[Requirement] Take every line from the records below that includes the word "title".

*** Block opens ***

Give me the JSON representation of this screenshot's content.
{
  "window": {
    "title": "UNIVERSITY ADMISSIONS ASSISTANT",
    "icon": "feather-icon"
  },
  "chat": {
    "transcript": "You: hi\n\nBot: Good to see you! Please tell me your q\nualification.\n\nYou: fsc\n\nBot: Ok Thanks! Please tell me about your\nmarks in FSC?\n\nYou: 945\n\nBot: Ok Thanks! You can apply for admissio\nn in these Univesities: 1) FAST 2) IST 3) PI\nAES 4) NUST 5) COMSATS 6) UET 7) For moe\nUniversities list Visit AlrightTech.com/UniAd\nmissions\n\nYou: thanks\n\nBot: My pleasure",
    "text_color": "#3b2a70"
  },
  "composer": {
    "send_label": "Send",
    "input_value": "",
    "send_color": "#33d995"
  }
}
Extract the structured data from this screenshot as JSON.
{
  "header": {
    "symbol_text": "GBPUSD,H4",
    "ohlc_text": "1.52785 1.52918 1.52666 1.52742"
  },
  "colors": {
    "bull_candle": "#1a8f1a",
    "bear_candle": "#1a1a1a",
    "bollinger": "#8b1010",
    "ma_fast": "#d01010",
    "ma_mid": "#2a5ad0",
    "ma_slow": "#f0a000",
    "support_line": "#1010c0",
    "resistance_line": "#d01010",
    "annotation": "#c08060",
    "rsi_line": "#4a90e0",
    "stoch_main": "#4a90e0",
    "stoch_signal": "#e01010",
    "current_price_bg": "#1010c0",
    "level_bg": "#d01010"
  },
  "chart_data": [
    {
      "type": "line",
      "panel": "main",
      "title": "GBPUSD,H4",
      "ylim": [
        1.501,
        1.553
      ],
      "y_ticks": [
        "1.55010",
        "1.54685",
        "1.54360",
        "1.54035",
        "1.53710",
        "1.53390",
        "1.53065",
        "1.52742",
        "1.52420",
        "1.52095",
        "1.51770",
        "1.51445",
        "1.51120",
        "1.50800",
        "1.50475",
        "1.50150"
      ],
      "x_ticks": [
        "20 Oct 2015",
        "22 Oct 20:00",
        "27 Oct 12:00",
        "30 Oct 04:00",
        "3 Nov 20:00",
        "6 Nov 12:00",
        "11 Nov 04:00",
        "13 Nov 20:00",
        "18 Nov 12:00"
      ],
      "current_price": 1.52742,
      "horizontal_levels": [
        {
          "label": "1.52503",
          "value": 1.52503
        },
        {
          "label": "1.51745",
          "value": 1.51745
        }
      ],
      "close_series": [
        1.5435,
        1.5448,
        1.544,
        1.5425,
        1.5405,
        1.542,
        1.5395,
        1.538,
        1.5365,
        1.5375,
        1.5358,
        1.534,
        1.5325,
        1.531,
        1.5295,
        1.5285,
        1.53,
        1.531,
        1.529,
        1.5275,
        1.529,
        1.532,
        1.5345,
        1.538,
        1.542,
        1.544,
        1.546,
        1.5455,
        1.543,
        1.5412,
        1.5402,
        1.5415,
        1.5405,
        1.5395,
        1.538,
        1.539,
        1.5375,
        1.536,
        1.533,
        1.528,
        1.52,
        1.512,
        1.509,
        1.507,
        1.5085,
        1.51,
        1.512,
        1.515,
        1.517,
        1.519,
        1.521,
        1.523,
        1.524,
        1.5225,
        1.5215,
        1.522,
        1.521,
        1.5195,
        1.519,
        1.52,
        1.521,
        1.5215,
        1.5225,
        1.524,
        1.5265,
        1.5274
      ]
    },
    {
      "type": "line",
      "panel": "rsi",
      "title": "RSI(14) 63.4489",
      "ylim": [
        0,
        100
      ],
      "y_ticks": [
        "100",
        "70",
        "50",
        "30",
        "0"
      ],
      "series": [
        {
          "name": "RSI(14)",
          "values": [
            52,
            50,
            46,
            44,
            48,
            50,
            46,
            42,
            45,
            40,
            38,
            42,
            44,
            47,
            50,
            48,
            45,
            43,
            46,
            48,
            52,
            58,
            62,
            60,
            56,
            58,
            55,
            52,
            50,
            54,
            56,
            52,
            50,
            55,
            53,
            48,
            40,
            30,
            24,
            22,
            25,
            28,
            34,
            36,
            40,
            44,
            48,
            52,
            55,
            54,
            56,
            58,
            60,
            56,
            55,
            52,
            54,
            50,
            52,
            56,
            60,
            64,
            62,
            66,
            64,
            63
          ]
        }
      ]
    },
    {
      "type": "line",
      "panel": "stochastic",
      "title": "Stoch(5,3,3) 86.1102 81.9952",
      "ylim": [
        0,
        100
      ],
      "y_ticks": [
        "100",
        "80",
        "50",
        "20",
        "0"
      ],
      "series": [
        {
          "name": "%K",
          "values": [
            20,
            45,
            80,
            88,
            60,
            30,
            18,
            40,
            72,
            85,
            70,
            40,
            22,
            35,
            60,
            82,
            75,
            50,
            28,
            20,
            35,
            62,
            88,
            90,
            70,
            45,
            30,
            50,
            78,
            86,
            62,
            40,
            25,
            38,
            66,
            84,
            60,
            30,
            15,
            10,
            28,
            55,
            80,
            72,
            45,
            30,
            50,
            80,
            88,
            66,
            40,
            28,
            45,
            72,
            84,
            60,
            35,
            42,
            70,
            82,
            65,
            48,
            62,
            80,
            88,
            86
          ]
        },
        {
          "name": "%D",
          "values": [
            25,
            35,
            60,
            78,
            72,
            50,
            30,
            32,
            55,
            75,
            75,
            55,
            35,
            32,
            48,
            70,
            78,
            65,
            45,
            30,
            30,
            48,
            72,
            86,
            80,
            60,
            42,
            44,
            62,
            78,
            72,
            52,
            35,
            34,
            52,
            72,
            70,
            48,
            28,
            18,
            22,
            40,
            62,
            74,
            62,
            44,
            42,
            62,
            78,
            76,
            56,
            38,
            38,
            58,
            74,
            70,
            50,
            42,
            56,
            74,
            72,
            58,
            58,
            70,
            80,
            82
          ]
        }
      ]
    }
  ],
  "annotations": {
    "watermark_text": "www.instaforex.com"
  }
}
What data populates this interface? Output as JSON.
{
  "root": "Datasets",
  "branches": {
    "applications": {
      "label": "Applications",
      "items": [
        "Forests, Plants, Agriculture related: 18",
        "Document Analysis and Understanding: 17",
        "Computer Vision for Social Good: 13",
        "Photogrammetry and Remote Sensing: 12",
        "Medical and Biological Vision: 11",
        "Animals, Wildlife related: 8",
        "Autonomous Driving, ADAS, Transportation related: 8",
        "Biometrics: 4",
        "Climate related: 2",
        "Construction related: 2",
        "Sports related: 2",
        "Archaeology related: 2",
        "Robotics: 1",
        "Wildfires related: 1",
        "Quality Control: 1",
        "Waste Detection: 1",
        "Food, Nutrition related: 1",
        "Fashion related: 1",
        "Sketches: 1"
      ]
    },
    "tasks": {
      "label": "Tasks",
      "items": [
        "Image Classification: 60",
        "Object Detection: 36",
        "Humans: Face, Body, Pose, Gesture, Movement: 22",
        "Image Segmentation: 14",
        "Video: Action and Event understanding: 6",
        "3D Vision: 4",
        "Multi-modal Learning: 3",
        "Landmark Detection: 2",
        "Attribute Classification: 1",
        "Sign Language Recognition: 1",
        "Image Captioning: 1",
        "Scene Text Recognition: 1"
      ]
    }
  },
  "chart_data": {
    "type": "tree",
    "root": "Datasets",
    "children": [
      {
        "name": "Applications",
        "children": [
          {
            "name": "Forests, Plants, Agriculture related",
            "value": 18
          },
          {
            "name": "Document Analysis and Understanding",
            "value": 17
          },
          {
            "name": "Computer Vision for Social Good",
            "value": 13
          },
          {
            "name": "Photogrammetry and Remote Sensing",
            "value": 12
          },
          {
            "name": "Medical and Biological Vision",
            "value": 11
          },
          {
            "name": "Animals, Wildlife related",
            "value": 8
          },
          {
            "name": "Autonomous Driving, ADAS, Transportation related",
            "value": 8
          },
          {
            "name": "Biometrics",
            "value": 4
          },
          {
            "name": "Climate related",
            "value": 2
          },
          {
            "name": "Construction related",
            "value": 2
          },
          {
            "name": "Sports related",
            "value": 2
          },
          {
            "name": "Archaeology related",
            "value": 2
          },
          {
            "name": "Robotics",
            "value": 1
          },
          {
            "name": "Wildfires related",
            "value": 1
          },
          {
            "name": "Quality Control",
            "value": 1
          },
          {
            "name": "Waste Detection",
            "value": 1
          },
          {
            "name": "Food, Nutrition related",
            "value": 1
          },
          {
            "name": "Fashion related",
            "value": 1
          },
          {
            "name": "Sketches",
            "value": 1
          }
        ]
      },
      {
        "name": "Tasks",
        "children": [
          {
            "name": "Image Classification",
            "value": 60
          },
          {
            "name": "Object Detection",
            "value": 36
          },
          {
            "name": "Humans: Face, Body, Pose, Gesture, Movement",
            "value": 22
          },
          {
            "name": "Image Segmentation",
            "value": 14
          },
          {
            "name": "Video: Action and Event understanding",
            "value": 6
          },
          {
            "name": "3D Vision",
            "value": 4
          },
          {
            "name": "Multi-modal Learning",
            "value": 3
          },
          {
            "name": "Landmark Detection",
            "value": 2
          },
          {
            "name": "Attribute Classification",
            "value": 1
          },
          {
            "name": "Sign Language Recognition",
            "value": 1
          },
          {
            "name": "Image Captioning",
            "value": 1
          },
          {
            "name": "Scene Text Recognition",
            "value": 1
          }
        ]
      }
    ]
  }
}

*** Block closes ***

[Solution to this problem]
    "title": "UNIVERSITY ADMISSIONS ASSISTANT",
      "title": "GBPUSD,H4",
      "title": "RSI(14) 63.4489",
      "title": "Stoch(5,3,3) 86.1102 81.9952",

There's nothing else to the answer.